▶ [WHAT IS EXPECTED]:
Print the listing below exactly. Leave nothing out.

▶ [RECORDS PROVIDED]:
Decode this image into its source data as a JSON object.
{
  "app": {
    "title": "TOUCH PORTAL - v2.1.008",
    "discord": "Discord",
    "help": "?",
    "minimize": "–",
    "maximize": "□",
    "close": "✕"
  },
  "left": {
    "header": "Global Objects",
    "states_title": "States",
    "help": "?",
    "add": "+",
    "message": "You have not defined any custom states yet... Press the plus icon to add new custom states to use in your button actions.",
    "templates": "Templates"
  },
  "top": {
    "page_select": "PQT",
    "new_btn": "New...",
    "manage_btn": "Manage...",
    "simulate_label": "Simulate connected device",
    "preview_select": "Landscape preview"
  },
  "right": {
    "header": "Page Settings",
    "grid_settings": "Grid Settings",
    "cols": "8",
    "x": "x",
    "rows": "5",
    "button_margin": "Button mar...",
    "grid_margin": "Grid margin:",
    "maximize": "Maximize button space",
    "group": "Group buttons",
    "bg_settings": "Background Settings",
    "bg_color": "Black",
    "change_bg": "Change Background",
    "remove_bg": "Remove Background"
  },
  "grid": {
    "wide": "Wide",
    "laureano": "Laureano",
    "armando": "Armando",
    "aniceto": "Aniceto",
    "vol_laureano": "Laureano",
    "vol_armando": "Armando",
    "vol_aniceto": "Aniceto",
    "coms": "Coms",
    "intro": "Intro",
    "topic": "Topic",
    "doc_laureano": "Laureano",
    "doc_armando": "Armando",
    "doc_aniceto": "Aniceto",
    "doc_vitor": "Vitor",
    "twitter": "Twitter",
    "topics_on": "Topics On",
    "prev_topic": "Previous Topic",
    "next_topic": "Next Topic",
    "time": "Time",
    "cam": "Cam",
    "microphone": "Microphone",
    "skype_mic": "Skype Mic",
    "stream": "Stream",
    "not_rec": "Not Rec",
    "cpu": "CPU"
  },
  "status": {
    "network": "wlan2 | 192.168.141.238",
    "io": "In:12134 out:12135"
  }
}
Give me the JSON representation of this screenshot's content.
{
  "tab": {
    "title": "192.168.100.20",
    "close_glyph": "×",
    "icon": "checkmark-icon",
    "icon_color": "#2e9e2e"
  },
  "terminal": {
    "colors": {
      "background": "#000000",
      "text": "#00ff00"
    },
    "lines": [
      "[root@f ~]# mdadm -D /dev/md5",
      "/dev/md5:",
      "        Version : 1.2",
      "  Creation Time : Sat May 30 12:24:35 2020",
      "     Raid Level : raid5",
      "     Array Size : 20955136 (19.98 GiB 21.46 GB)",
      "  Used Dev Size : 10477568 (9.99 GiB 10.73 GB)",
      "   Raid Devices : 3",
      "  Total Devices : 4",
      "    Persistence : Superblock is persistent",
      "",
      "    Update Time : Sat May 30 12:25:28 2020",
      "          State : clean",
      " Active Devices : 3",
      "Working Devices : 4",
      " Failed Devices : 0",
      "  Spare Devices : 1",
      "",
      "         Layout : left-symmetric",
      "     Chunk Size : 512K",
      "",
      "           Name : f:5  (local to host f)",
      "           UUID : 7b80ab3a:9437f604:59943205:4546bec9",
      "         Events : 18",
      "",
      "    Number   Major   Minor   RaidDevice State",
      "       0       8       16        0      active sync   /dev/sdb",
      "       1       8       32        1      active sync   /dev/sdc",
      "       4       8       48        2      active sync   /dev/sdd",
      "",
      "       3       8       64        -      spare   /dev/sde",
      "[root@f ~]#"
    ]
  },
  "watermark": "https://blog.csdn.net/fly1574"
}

▶ [RESPONSE]:
Decode this image into its source data as a JSON object.
{
  "app": {
    "title": "TOUCH PORTAL - v2.1.008",
    "discord": "Discord",
    "help": "?",
    "minimize": "–",
    "maximize": "□",
    "close": "✕"
  },
  "left": {
    "header": "Global Objects",
    "states_title": "States",
    "help": "?",
    "add": "+",
    "message": "You have not defined any custom states yet... Press the plus icon to add new custom states to use in your button actions.",
    "templates": "Templates"
  },
  "top": {
    "page_select": "PQT",
    "new_btn": "New...",
    "manage_btn": "Manage...",
    "simulate_label": "Simulate connected device",
    "preview_select": "Landscape preview"
  },
  "right": {
    "header": "Page Settings",
    "grid_settings": "Grid Settings",
    "cols": "8",
    "x": "x",
    "rows": "5",
    "button_margin": "Button mar...",
    "grid_margin": "Grid margin:",
    "maximize": "Maximize button space",
    "group": "Group buttons",
    "bg_settings": "Background Settings",
    "bg_color": "Black",
    "change_bg": "Change Background",
    "remove_bg": "Remove Background"
  },
  "grid": {
    "wide": "Wide",
    "laureano": "Laureano",
    "armando": "Armando",
    "aniceto": "Aniceto",
    "vol_laureano": "Laureano",
    "vol_armando": "Armando",
    "vol_aniceto": "Aniceto",
    "coms": "Coms",
    "intro": "Intro",
    "topic": "Topic",
    "doc_laureano": "Laureano",
    "doc_armando": "Armando",
    "doc_aniceto": "Aniceto",
    "doc_vitor": "Vitor",
    "twitter": "Twitter",
    "topics_on": "Topics On",
    "prev_topic": "Previous Topic",
    "next_topic": "Next Topic",
    "time": "Time",
    "cam": "Cam",
    "microphone": "Microphone",
    "skype_mic": "Skype Mic",
    "stream": "Stream",
    "not_rec": "Not Rec",
    "cpu": "CPU"
  },
  "status": {
    "network": "wlan2 | 192.168.141.238",
    "io": "In:12134 out:12135"
  }
}
Give me the JSON representation of this screenshot's content.
{
  "tab": {
    "title": "192.168.100.20",
    "close_glyph": "×",
    "icon": "checkmark-icon",
    "icon_color": "#2e9e2e"
  },
  "terminal": {
    "colors": {
      "background": "#000000",
      "text": "#00ff00"
    },
    "lines": [
      "[root@f ~]# mdadm -D /dev/md5",
      "/dev/md5:",
      "        Version : 1.2",
      "  Creation Time : Sat May 30 12:24:35 2020",
      "     Raid Level : raid5",
      "     Array Size : 20955136 (19.98 GiB 21.46 GB)",
      "  Used Dev Size : 10477568 (9.99 GiB 10.73 GB)",
      "   Raid Devices : 3",
      "  Total Devices : 4",
      "    Persistence : Superblock is persistent",
      "",
      "    Update Time : Sat May 30 12:25:28 2020",
      "          State : clean",
      " Active Devices : 3",
      "Working Devices : 4",
      " Failed Devices : 0",
      "  Spare Devices : 1",
      "",
      "         Layout : left-symmetric",
      "     Chunk Size : 512K",
      "",
      "           Name : f:5  (local to host f)",
      "           UUID : 7b80ab3a:9437f604:59943205:4546bec9",
      "         Events : 18",
      "",
      "    Number   Major   Minor   RaidDevice State",
      "       0       8       16        0      active sync   /dev/sdb",
      "       1       8       32        1      active sync   /dev/sdc",
      "       4       8       48        2      active sync   /dev/sdd",
      "",
      "       3       8       64        -      spare   /dev/sde",
      "[root@f ~]#"
    ]
  },
  "watermark": "https://blog.csdn.net/fly1574"
}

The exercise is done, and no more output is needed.